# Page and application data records

=== Section Start ===

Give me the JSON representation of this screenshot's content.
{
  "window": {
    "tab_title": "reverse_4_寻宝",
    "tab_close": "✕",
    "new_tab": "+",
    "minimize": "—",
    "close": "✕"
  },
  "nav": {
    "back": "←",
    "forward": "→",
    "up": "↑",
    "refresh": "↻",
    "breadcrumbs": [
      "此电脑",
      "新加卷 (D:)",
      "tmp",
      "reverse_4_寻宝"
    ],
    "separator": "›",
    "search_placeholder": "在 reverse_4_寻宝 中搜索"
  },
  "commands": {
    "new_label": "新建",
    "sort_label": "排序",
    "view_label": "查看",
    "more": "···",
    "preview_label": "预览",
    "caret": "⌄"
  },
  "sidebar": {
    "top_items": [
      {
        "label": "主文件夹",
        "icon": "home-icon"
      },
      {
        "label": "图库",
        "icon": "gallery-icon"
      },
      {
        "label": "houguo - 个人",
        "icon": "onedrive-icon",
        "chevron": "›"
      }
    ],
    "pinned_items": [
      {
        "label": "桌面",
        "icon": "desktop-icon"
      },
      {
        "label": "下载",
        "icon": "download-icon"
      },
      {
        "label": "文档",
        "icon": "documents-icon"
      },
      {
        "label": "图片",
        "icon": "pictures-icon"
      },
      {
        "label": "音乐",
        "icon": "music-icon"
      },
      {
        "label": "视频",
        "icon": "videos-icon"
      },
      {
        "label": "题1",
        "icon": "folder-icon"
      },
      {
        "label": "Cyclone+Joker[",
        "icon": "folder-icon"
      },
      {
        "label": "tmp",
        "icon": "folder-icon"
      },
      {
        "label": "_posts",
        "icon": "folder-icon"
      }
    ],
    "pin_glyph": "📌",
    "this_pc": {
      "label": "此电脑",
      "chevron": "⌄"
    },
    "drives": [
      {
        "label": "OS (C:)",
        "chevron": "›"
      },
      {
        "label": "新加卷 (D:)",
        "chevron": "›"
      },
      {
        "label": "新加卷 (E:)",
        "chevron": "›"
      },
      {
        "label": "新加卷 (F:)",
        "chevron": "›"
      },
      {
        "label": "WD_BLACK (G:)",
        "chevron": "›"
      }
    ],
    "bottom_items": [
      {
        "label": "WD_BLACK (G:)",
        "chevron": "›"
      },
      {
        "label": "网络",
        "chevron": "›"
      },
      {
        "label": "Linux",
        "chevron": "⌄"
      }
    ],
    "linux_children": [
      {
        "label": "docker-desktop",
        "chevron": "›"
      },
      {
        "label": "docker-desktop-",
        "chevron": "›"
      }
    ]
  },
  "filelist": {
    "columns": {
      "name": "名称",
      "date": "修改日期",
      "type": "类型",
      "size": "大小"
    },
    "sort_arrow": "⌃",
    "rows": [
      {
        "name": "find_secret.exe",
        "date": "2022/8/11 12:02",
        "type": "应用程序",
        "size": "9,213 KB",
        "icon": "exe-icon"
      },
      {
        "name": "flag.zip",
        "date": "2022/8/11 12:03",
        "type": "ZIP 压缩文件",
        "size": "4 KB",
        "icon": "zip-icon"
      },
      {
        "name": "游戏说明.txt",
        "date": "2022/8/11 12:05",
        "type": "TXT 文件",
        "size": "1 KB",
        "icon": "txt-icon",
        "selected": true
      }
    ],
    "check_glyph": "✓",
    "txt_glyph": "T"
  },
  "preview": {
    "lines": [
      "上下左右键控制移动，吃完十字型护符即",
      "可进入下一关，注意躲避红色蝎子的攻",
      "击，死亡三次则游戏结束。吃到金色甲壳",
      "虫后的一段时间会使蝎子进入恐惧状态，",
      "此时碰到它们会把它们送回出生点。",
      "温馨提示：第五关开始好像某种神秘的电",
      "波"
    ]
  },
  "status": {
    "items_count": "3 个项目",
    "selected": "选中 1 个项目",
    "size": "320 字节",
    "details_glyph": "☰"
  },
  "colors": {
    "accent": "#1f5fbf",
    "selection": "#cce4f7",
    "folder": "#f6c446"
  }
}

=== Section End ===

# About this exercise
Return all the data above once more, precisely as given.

# Task result
Give me the JSON representation of this screenshot's content.
{
  "window": {
    "tab_title": "reverse_4_寻宝",
    "tab_close": "✕",
    "new_tab": "+",
    "minimize": "—",
    "close": "✕"
  },
  "nav": {
    "back": "←",
    "forward": "→",
    "up": "↑",
    "refresh": "↻",
    "breadcrumbs": [
      "此电脑",
      "新加卷 (D:)",
      "tmp",
      "reverse_4_寻宝"
    ],
    "separator": "›",
    "search_placeholder": "在 reverse_4_寻宝 中搜索"
  },
  "commands": {
    "new_label": "新建",
    "sort_label": "排序",
    "view_label": "查看",
    "more": "···",
    "preview_label": "预览",
    "caret": "⌄"
  },
  "sidebar": {
    "top_items": [
      {
        "label": "主文件夹",
        "icon": "home-icon"
      },
      {
        "label": "图库",
        "icon": "gallery-icon"
      },
      {
        "label": "houguo - 个人",
        "icon": "onedrive-icon",
        "chevron": "›"
      }
    ],
    "pinned_items": [
      {
        "label": "桌面",
        "icon": "desktop-icon"
      },
      {
        "label": "下载",
        "icon": "download-icon"
      },
      {
        "label": "文档",
        "icon": "documents-icon"
      },
      {
        "label": "图片",
        "icon": "pictures-icon"
      },
      {
        "label": "音乐",
        "icon": "music-icon"
      },
      {
        "label": "视频",
        "icon": "videos-icon"
      },
      {
        "label": "题1",
        "icon": "folder-icon"
      },
      {
        "label": "Cyclone+Joker[",
        "icon": "folder-icon"
      },
      {
        "label": "tmp",
        "icon": "folder-icon"
      },
      {
        "label": "_posts",
        "icon": "folder-icon"
      }
    ],
    "pin_glyph": "📌",
    "this_pc": {
      "label": "此电脑",
      "chevron": "⌄"
    },
    "drives": [
      {
        "label": "OS (C:)",
        "chevron": "›"
      },
      {
        "label": "新加卷 (D:)",
        "chevron": "›"
      },
      {
        "label": "新加卷 (E:)",
        "chevron": "›"
      },
      {
        "label": "新加卷 (F:)",
        "chevron": "›"
      },
      {
        "label": "WD_BLACK (G:)",
        "chevron": "›"
      }
    ],
    "bottom_items": [
      {
        "label": "WD_BLACK (G:)",
        "chevron": "›"
      },
      {
        "label": "网络",
        "chevron": "›"
      },
      {
        "label": "Linux",
        "chevron": "⌄"
      }
    ],
    "linux_children": [
      {
        "label": "docker-desktop",
        "chevron": "›"
      },
      {
        "label": "docker-desktop-",
        "chevron": "›"
      }
    ]
  },
  "filelist": {
    "columns": {
      "name": "名称",
      "date": "修改日期",
      "type": "类型",
      "size": "大小"
    },
    "sort_arrow": "⌃",
    "rows": [
      {
        "name": "find_secret.exe",
        "date": "2022/8/11 12:02",
        "type": "应用程序",
        "size": "9,213 KB",
        "icon": "exe-icon"
      },
      {
        "name": "flag.zip",
        "date": "2022/8/11 12:03",
        "type": "ZIP 压缩文件",
        "size": "4 KB",
        "icon": "zip-icon"
      },
      {
        "name": "游戏说明.txt",
        "date": "2022/8/11 12:05",
        "type": "TXT 文件",
        "size": "1 KB",
        "icon": "txt-icon",
        "selected": true
      }
    ],
    "check_glyph": "✓",
    "txt_glyph": "T"
  },
  "preview": {
    "lines": [
      "上下左右键控制移动，吃完十字型护符即",
      "可进入下一关，注意躲避红色蝎子的攻",
      "击，死亡三次则游戏结束。吃到金色甲壳",
      "虫后的一段时间会使蝎子进入恐惧状态，",
      "此时碰到它们会把它们送回出生点。",
      "温馨提示：第五关开始好像某种神秘的电",
      "波"
    ]
  },
  "status": {
    "items_count": "3 个项目",
    "selected": "选中 1 个项目",
    "size": "320 字节",
    "details_glyph": "☰"
  },
  "colors": {
    "accent": "#1f5fbf",
    "selection": "#cce4f7",
    "folder": "#f6c446"
  }
}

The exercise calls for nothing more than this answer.